Stored data:
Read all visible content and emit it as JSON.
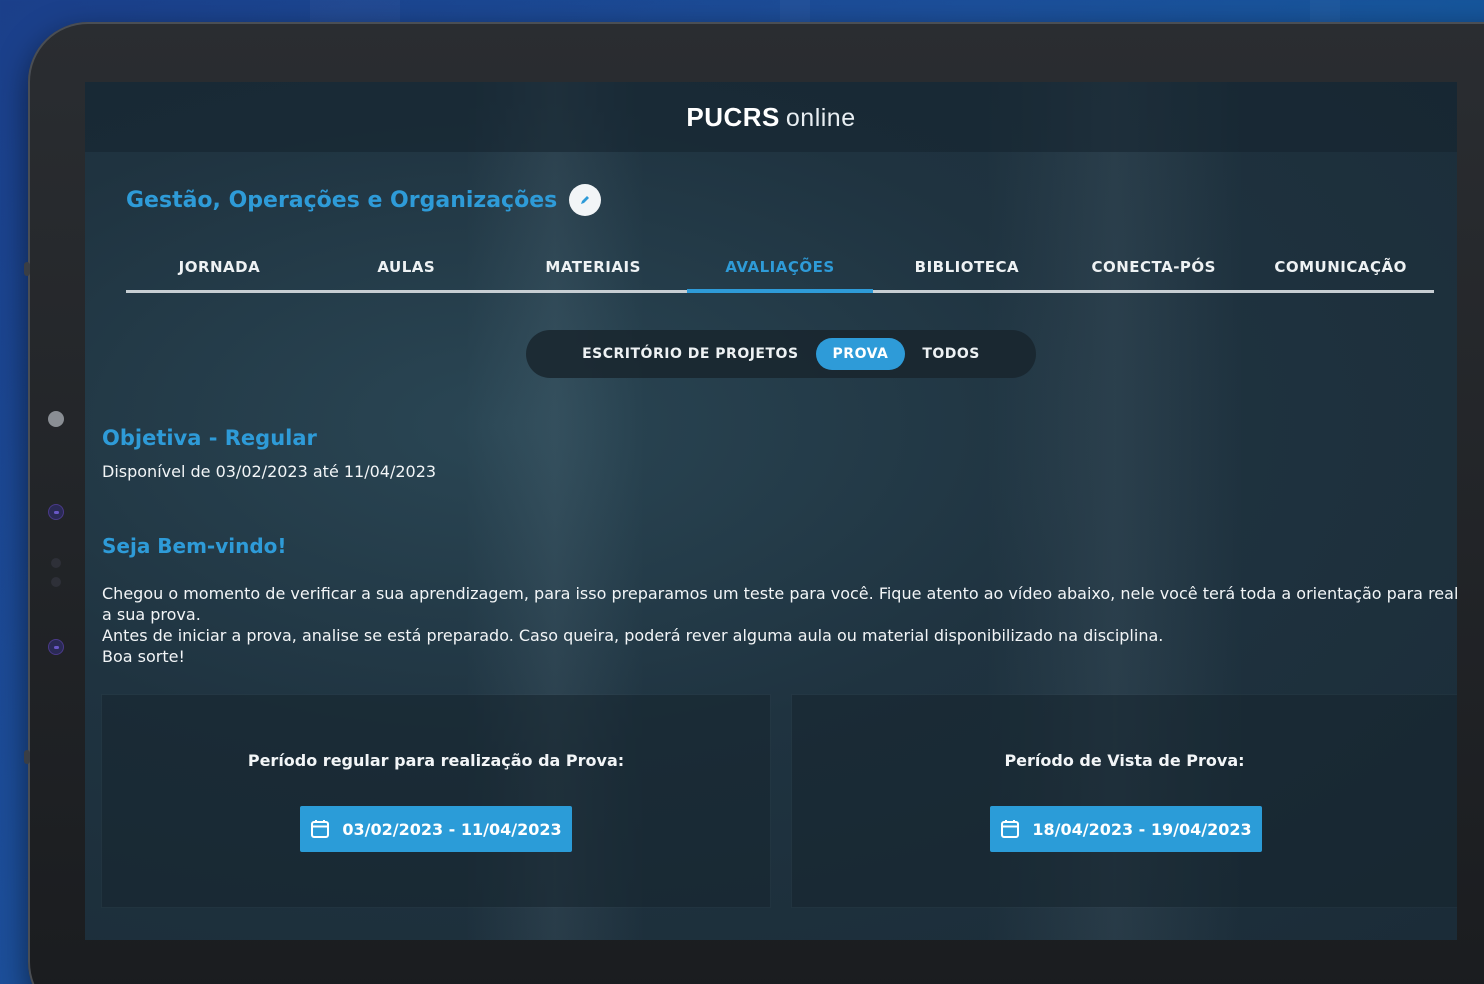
{
  "app": {
    "logo_strong": "PUCRS",
    "logo_light": "online"
  },
  "course": {
    "title": "Gestão, Operações e Organizações",
    "edit_icon": "pencil-icon"
  },
  "tabs": [
    {
      "label": "JORNADA",
      "active": false
    },
    {
      "label": "AULAS",
      "active": false
    },
    {
      "label": "MATERIAIS",
      "active": false
    },
    {
      "label": "AVALIAÇÕES",
      "active": true
    },
    {
      "label": "BIBLIOTECA",
      "active": false
    },
    {
      "label": "CONECTA-PÓS",
      "active": false
    },
    {
      "label": "COMUNICAÇÃO",
      "active": false
    }
  ],
  "filters": [
    {
      "label": "ESCRITÓRIO DE PROJETOS",
      "active": false
    },
    {
      "label": "PROVA",
      "active": true
    },
    {
      "label": "TODOS",
      "active": false
    }
  ],
  "assessment": {
    "title": "Objetiva - Regular",
    "availability": "Disponível de 03/02/2023 até 11/04/2023"
  },
  "welcome": {
    "title": "Seja Bem-vindo!",
    "lines": [
      "Chegou o momento de verificar a sua aprendizagem, para isso preparamos um teste para você. Fique atento ao vídeo abaixo, nele você terá toda a orientação para realizar",
      "a sua prova.",
      "Antes de iniciar a prova, analise se está preparado. Caso queira, poderá rever alguma aula ou material disponibilizado na disciplina.",
      "Boa sorte!"
    ]
  },
  "cards": [
    {
      "label": "Período regular para realização da Prova:",
      "date_range": "03/02/2023 - 11/04/2023",
      "icon": "calendar-icon"
    },
    {
      "label": "Período de Vista de Prova:",
      "date_range": "18/04/2023 - 19/04/2023",
      "icon": "calendar-icon"
    }
  ],
  "colors": {
    "accent": "#2e9bd8",
    "text": "#f2f5f7"
  }
}
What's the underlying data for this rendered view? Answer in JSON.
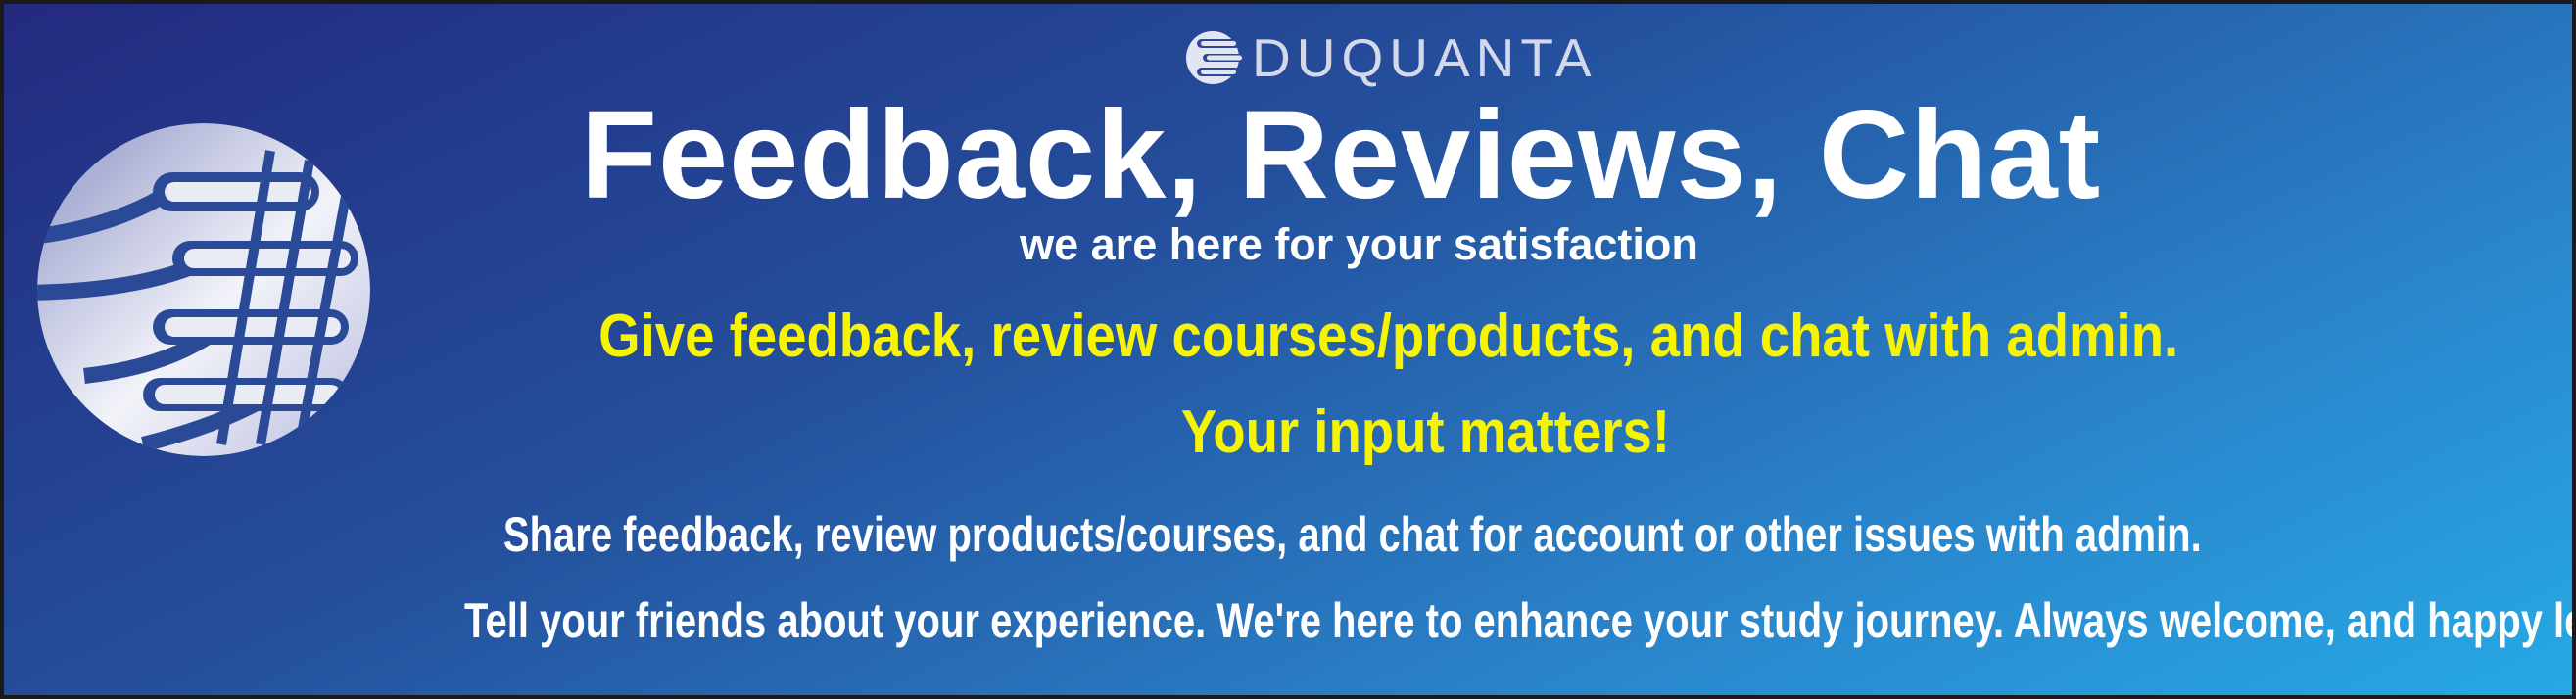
{
  "brand": {
    "logo_icon": "eduquanta-globe-e-icon",
    "name": "DUQUANTA"
  },
  "hero": {
    "title": "Feedback, Reviews, Chat",
    "subtitle": "we are here for your satisfaction",
    "highlight_line1": "Give feedback, review courses/products, and chat with admin.",
    "highlight_line2": "Your input matters!",
    "body_line1": "Share feedback, review products/courses, and chat for account or other issues with admin.",
    "body_line2": "Tell your friends about your experience. We're here to enhance your study journey. Always welcome, and happy learning!"
  },
  "colors": {
    "gradient_start": "#232a7e",
    "gradient_end": "#26a9e6",
    "title": "#ffffff",
    "highlight": "#f7f400",
    "logo_light": "#e6e8f3"
  }
}
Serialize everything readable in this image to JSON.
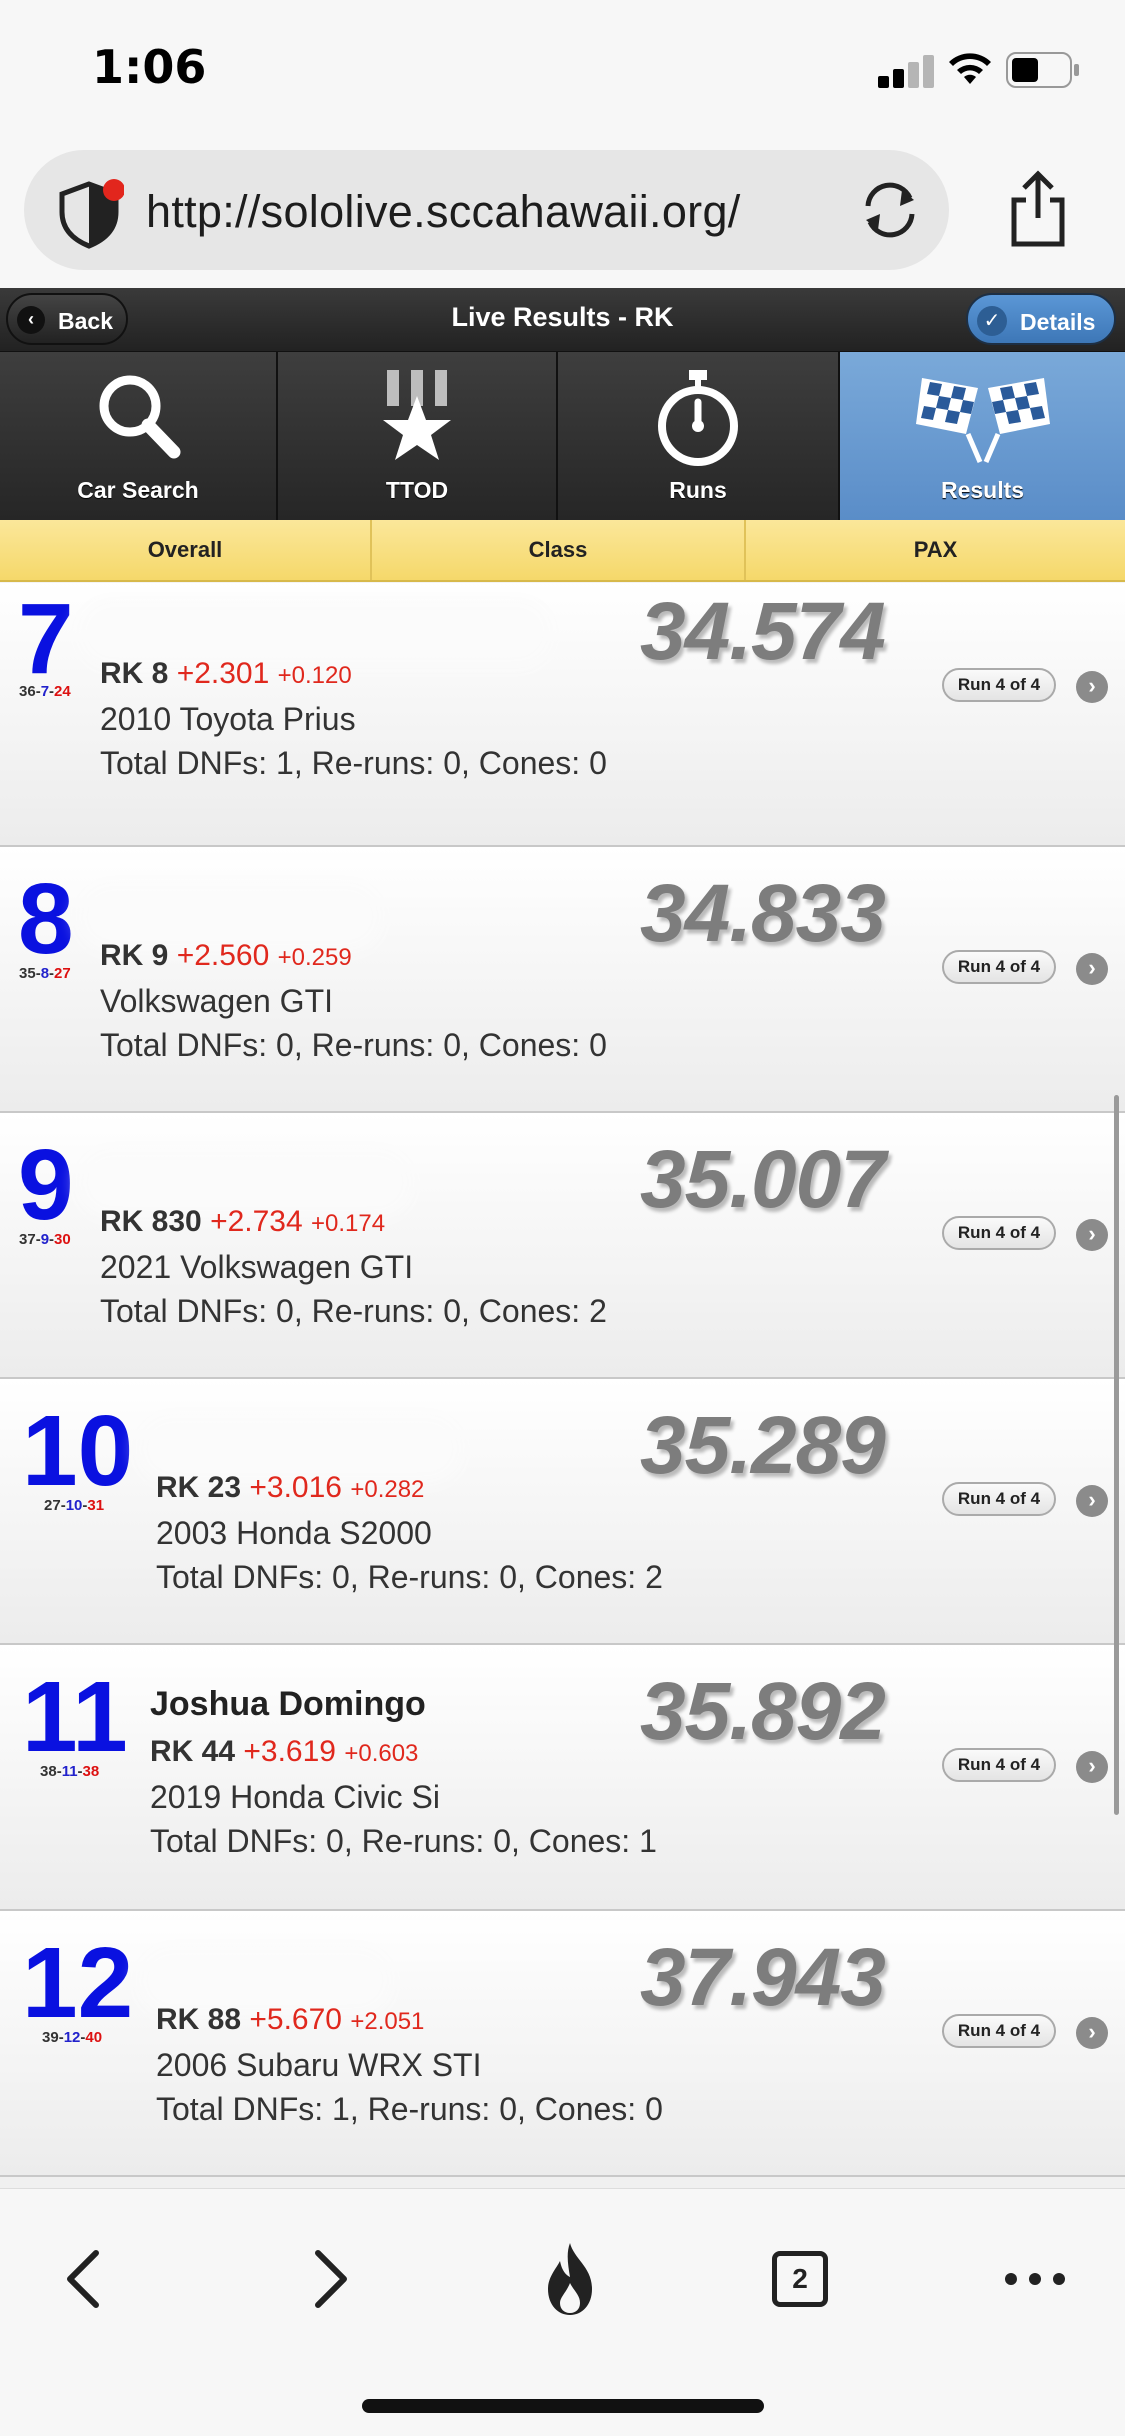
{
  "status_bar": {
    "time": "1:06"
  },
  "browser": {
    "url": "http://sololive.sccahawaii.org/",
    "tab_count": "2"
  },
  "header": {
    "back": "Back",
    "title": "Live Results - RK",
    "details": "Details"
  },
  "tabs": [
    {
      "label": "Car Search",
      "icon": "search-icon"
    },
    {
      "label": "TTOD",
      "icon": "medal-icon"
    },
    {
      "label": "Runs",
      "icon": "stopwatch-icon"
    },
    {
      "label": "Results",
      "icon": "checkered-flags-icon",
      "active": true
    }
  ],
  "segments": [
    "Overall",
    "Class",
    "PAX"
  ],
  "results": [
    {
      "pos": "7",
      "overall": "36",
      "cls": "7",
      "pax": "24",
      "name": "",
      "class_num": "RK 8",
      "diff1": "+2.301",
      "diff2": "+0.120",
      "car": "2010 Toyota Prius",
      "totals": "Total DNFs: 1, Re-runs: 0, Cones: 0",
      "time": "34.574",
      "run": "Run 4 of 4"
    },
    {
      "pos": "8",
      "overall": "35",
      "cls": "8",
      "pax": "27",
      "name": "",
      "class_num": "RK 9",
      "diff1": "+2.560",
      "diff2": "+0.259",
      "car": "Volkswagen GTI",
      "totals": "Total DNFs: 0, Re-runs: 0, Cones: 0",
      "time": "34.833",
      "run": "Run 4 of 4"
    },
    {
      "pos": "9",
      "overall": "37",
      "cls": "9",
      "pax": "30",
      "name": "",
      "class_num": "RK 830",
      "diff1": "+2.734",
      "diff2": "+0.174",
      "car": "2021 Volkswagen GTI",
      "totals": "Total DNFs: 0, Re-runs: 0, Cones: 2",
      "time": "35.007",
      "run": "Run 4 of 4"
    },
    {
      "pos": "10",
      "overall": "27",
      "cls": "10",
      "pax": "31",
      "name": "",
      "class_num": "RK 23",
      "diff1": "+3.016",
      "diff2": "+0.282",
      "car": "2003 Honda S2000",
      "totals": "Total DNFs: 0, Re-runs: 0, Cones: 2",
      "time": "35.289",
      "run": "Run 4 of 4"
    },
    {
      "pos": "11",
      "overall": "38",
      "cls": "11",
      "pax": "38",
      "name": "Joshua Domingo",
      "class_num": "RK 44",
      "diff1": "+3.619",
      "diff2": "+0.603",
      "car": "2019 Honda Civic Si",
      "totals": "Total DNFs: 0, Re-runs: 0, Cones: 1",
      "time": "35.892",
      "run": "Run 4 of 4"
    },
    {
      "pos": "12",
      "overall": "39",
      "cls": "12",
      "pax": "40",
      "name": "",
      "class_num": "RK 88",
      "diff1": "+5.670",
      "diff2": "+2.051",
      "car": "2006 Subaru WRX STI",
      "totals": "Total DNFs: 1, Re-runs: 0, Cones: 0",
      "time": "37.943",
      "run": "Run 4 of 4"
    }
  ]
}
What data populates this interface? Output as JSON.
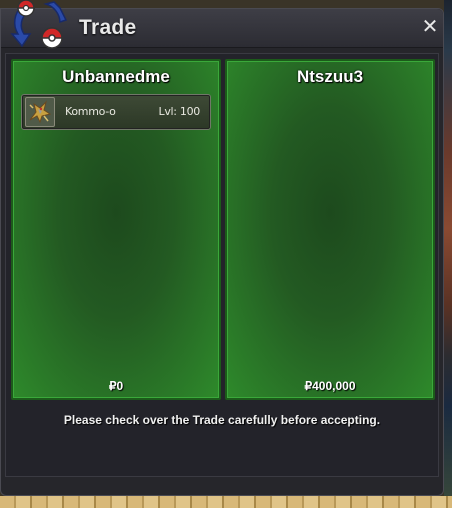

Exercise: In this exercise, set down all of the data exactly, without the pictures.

Result of this task:
Read all visible content and emit it as JSON.
{
  "app": {
    "logo_strong": "PUCRS",
    "logo_light": "online"
  },
  "course": {
    "title": "Gestão, Operações e Organizações",
    "edit_icon": "pencil-icon"
  },
  "tabs": [
    {
      "label": "JORNADA",
      "active": false
    },
    {
      "label": "AULAS",
      "active": false
    },
    {
      "label": "MATERIAIS",
      "active": false
    },
    {
      "label": "AVALIAÇÕES",
      "active": true
    },
    {
      "label": "BIBLIOTECA",
      "active": false
    },
    {
      "label": "CONECTA-PÓS",
      "active": false
    },
    {
      "label": "COMUNICAÇÃO",
      "active": false
    }
  ],
  "filters": [
    {
      "label": "ESCRITÓRIO DE PROJETOS",
      "active": false
    },
    {
      "label": "PROVA",
      "active": true
    },
    {
      "label": "TODOS",
      "active": false
    }
  ],
  "assessment": {
    "title": "Objetiva - Regular",
    "availability": "Disponível de 03/02/2023 até 11/04/2023"
  },
  "welcome": {
    "title": "Seja Bem-vindo!",
    "lines": [
      "Chegou o momento de verificar a sua aprendizagem, para isso preparamos um teste para você. Fique atento ao vídeo abaixo, nele você terá toda a orientação para realizar",
      "a sua prova.",
      "Antes de iniciar a prova, analise se está preparado. Caso queira, poderá rever alguma aula ou material disponibilizado na disciplina.",
      "Boa sorte!"
    ]
  },
  "cards": [
    {
      "label": "Período regular para realização da Prova:",
      "date_range": "03/02/2023 - 11/04/2023",
      "icon": "calendar-icon"
    },
    {
      "label": "Período de Vista de Prova:",
      "date_range": "18/04/2023 - 19/04/2023",
      "icon": "calendar-icon"
    }
  ],
  "colors": {
    "accent": "#2e9bd8",
    "text": "#f2f5f7"
  }
}
What's the underlying data for this rendered view? Answer in JSON.
{
  "brand": {
    "logo_icon": "eduquanta-globe-e-icon",
    "name": "DUQUANTA"
  },
  "hero": {
    "title": "Feedback, Reviews, Chat",
    "subtitle": "we are here for your satisfaction",
    "highlight_line1": "Give feedback, review courses/products, and chat with admin.",
    "highlight_line2": "Your input matters!",
    "body_line1": "Share feedback, review products/courses, and chat for account or other issues with admin.",
    "body_line2": "Tell your friends about your experience. We're here to enhance your study journey. Always welcome, and happy learning!"
  },
  "colors": {
    "gradient_start": "#232a7e",
    "gradient_end": "#26a9e6",
    "title": "#ffffff",
    "highlight": "#f7f400",
    "logo_light": "#e6e8f3"
  }
}
Serialize everything readable in this image to JSON.
{
  "status_bar": {
    "time": "1:06"
  },
  "browser": {
    "url": "http://sololive.sccahawaii.org/",
    "tab_count": "2"
  },
  "header": {
    "back": "Back",
    "title": "Live Results - RK",
    "details": "Details"
  },
  "tabs": [
    {
      "label": "Car Search",
      "icon": "search-icon"
    },
    {
      "label": "TTOD",
      "icon": "medal-icon"
    },
    {
      "label": "Runs",
      "icon": "stopwatch-icon"
    },
    {
      "label": "Results",
      "icon": "checkered-flags-icon",
      "active": true
    }
  ],
  "segments": [
    "Overall",
    "Class",
    "PAX"
  ],
  "results": [
    {
      "pos": "7",
      "overall": "36",
      "cls": "7",
      "pax": "24",
      "name": "",
      "class_num": "RK 8",
      "diff1": "+2.301",
      "diff2": "+0.120",
      "car": "2010 Toyota Prius",
      "totals": "Total DNFs: 1, Re-runs: 0, Cones: 0",
      "time": "34.574",
      "run": "Run 4 of 4"
    },
    {
      "pos": "8",
      "overall": "35",
      "cls": "8",
      "pax": "27",
      "name": "",
      "class_num": "RK 9",
      "diff1": "+2.560",
      "diff2": "+0.259",
      "car": "Volkswagen GTI",
      "totals": "Total DNFs: 0, Re-runs: 0, Cones: 0",
      "time": "34.833",
      "run": "Run 4 of 4"
    },
    {
      "pos": "9",
      "overall": "37",
      "cls": "9",
      "pax": "30",
      "name": "",
      "class_num": "RK 830",
      "diff1": "+2.734",
      "diff2": "+0.174",
      "car": "2021 Volkswagen GTI",
      "totals": "Total DNFs: 0, Re-runs: 0, Cones: 2",
      "time": "35.007",
      "run": "Run 4 of 4"
    },
    {
      "pos": "10",
      "overall": "27",
      "cls": "10",
      "pax": "31",
      "name": "",
      "class_num": "RK 23",
      "diff1": "+3.016",
      "diff2": "+0.282",
      "car": "2003 Honda S2000",
      "totals": "Total DNFs: 0, Re-runs: 0, Cones: 2",
      "time": "35.289",
      "run": "Run 4 of 4"
    },
    {
      "pos": "11",
      "overall": "38",
      "cls": "11",
      "pax": "38",
      "name": "Joshua Domingo",
      "class_num": "RK 44",
      "diff1": "+3.619",
      "diff2": "+0.603",
      "car": "2019 Honda Civic Si",
      "totals": "Total DNFs: 0, Re-runs: 0, Cones: 1",
      "time": "35.892",
      "run": "Run 4 of 4"
    },
    {
      "pos": "12",
      "overall": "39",
      "cls": "12",
      "pax": "40",
      "name": "",
      "class_num": "RK 88",
      "diff1": "+5.670",
      "diff2": "+2.051",
      "car": "2006 Subaru WRX STI",
      "totals": "Total DNFs: 1, Re-runs: 0, Cones: 0",
      "time": "37.943",
      "run": "Run 4 of 4"
    }
  ]
}
What data populates this interface? Output as JSON.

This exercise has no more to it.